• [REQUIRED WORK] Your answer should hold the data exactly as given, minus any picture.

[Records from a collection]
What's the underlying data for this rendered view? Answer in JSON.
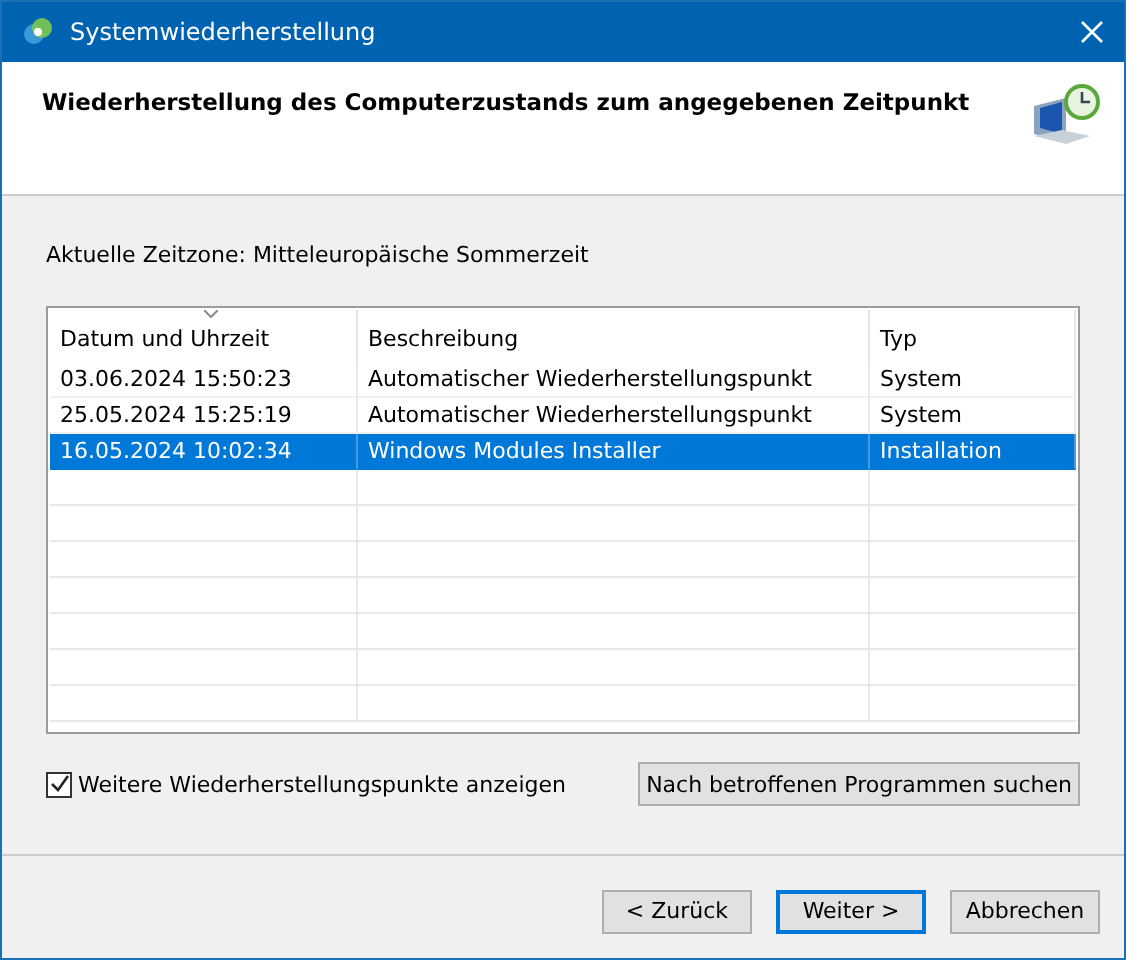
{
  "window": {
    "title": "Systemwiederherstellung"
  },
  "heading": "Wiederherstellung des Computerzustands zum angegebenen Zeitpunkt",
  "timezone": "Aktuelle Zeitzone: Mitteleuropäische Sommerzeit",
  "table": {
    "columns": [
      "Datum und Uhrzeit",
      "Beschreibung",
      "Typ"
    ],
    "rows": [
      {
        "cells": [
          "03.06.2024 15:50:23",
          "Automatischer Wiederherstellungspunkt",
          "System"
        ],
        "selected": false
      },
      {
        "cells": [
          "25.05.2024 15:25:19",
          "Automatischer Wiederherstellungspunkt",
          "System"
        ],
        "selected": false
      },
      {
        "cells": [
          "16.05.2024 10:02:34",
          "Windows Modules Installer",
          "Installation"
        ],
        "selected": true
      }
    ]
  },
  "more_points": {
    "label": "Weitere Wiederherstellungspunkte anzeigen",
    "checked": true
  },
  "scan_button": "Nach betroffenen Programmen suchen",
  "buttons": [
    {
      "label": "< Zurück",
      "default": false
    },
    {
      "label": "Weiter >",
      "default": true
    },
    {
      "label": "Abbrechen",
      "default": false
    }
  ]
}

• [RESPONSE AREA]
What's the underlying data for this rendered view? Answer in JSON.
{
  "window": {
    "title": "Systemwiederherstellung"
  },
  "heading": "Wiederherstellung des Computerzustands zum angegebenen Zeitpunkt",
  "timezone": "Aktuelle Zeitzone: Mitteleuropäische Sommerzeit",
  "table": {
    "columns": [
      "Datum und Uhrzeit",
      "Beschreibung",
      "Typ"
    ],
    "rows": [
      {
        "cells": [
          "03.06.2024 15:50:23",
          "Automatischer Wiederherstellungspunkt",
          "System"
        ],
        "selected": false
      },
      {
        "cells": [
          "25.05.2024 15:25:19",
          "Automatischer Wiederherstellungspunkt",
          "System"
        ],
        "selected": false
      },
      {
        "cells": [
          "16.05.2024 10:02:34",
          "Windows Modules Installer",
          "Installation"
        ],
        "selected": true
      }
    ]
  },
  "more_points": {
    "label": "Weitere Wiederherstellungspunkte anzeigen",
    "checked": true
  },
  "scan_button": "Nach betroffenen Programmen suchen",
  "buttons": [
    {
      "label": "< Zurück",
      "default": false
    },
    {
      "label": "Weiter >",
      "default": true
    },
    {
      "label": "Abbrechen",
      "default": false
    }
  ]
}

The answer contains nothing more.